Work task:
A faithful copy of the listing below is required.

Data provided:
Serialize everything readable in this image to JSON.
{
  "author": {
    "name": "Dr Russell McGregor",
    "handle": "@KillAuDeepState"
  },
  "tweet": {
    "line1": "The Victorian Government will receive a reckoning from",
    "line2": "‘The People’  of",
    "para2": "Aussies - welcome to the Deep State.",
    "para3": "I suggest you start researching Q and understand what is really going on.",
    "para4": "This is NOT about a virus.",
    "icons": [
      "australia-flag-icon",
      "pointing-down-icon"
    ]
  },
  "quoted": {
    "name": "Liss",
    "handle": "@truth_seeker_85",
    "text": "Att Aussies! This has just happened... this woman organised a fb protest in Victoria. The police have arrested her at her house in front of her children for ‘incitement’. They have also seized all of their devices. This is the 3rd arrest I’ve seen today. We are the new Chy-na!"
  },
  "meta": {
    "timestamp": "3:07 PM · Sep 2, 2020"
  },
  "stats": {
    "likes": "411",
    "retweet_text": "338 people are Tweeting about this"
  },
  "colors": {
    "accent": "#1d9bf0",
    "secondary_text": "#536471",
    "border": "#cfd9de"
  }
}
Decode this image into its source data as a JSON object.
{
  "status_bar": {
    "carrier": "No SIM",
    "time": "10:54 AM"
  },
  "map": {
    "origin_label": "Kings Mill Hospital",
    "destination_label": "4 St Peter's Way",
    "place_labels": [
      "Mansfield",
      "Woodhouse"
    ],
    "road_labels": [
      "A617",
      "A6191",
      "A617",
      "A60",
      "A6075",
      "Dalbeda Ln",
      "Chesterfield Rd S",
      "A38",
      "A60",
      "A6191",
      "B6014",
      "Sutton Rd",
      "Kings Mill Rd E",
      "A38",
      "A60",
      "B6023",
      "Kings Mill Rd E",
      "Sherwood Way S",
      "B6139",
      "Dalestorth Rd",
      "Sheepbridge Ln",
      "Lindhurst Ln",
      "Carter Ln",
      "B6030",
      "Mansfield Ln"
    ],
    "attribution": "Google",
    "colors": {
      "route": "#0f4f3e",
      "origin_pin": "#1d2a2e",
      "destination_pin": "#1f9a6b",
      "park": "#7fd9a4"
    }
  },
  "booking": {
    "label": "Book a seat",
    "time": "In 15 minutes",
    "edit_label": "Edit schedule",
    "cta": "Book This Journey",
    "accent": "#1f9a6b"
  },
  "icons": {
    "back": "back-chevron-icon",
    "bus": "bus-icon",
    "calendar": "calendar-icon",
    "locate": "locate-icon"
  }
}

Task answer:
Serialize everything readable in this image to JSON.
{
  "author": {
    "name": "Dr Russell McGregor",
    "handle": "@KillAuDeepState"
  },
  "tweet": {
    "line1": "The Victorian Government will receive a reckoning from",
    "line2": "‘The People’  of",
    "para2": "Aussies - welcome to the Deep State.",
    "para3": "I suggest you start researching Q and understand what is really going on.",
    "para4": "This is NOT about a virus.",
    "icons": [
      "australia-flag-icon",
      "pointing-down-icon"
    ]
  },
  "quoted": {
    "name": "Liss",
    "handle": "@truth_seeker_85",
    "text": "Att Aussies! This has just happened... this woman organised a fb protest in Victoria. The police have arrested her at her house in front of her children for ‘incitement’. They have also seized all of their devices. This is the 3rd arrest I’ve seen today. We are the new Chy-na!"
  },
  "meta": {
    "timestamp": "3:07 PM · Sep 2, 2020"
  },
  "stats": {
    "likes": "411",
    "retweet_text": "338 people are Tweeting about this"
  },
  "colors": {
    "accent": "#1d9bf0",
    "secondary_text": "#536471",
    "border": "#cfd9de"
  }
}
Decode this image into its source data as a JSON object.
{
  "status_bar": {
    "carrier": "No SIM",
    "time": "10:54 AM"
  },
  "map": {
    "origin_label": "Kings Mill Hospital",
    "destination_label": "4 St Peter's Way",
    "place_labels": [
      "Mansfield",
      "Woodhouse"
    ],
    "road_labels": [
      "A617",
      "A6191",
      "A617",
      "A60",
      "A6075",
      "Dalbeda Ln",
      "Chesterfield Rd S",
      "A38",
      "A60",
      "A6191",
      "B6014",
      "Sutton Rd",
      "Kings Mill Rd E",
      "A38",
      "A60",
      "B6023",
      "Kings Mill Rd E",
      "Sherwood Way S",
      "B6139",
      "Dalestorth Rd",
      "Sheepbridge Ln",
      "Lindhurst Ln",
      "Carter Ln",
      "B6030",
      "Mansfield Ln"
    ],
    "attribution": "Google",
    "colors": {
      "route": "#0f4f3e",
      "origin_pin": "#1d2a2e",
      "destination_pin": "#1f9a6b",
      "park": "#7fd9a4"
    }
  },
  "booking": {
    "label": "Book a seat",
    "time": "In 15 minutes",
    "edit_label": "Edit schedule",
    "cta": "Book This Journey",
    "accent": "#1f9a6b"
  },
  "icons": {
    "back": "back-chevron-icon",
    "bus": "bus-icon",
    "calendar": "calendar-icon",
    "locate": "locate-icon"
  }
}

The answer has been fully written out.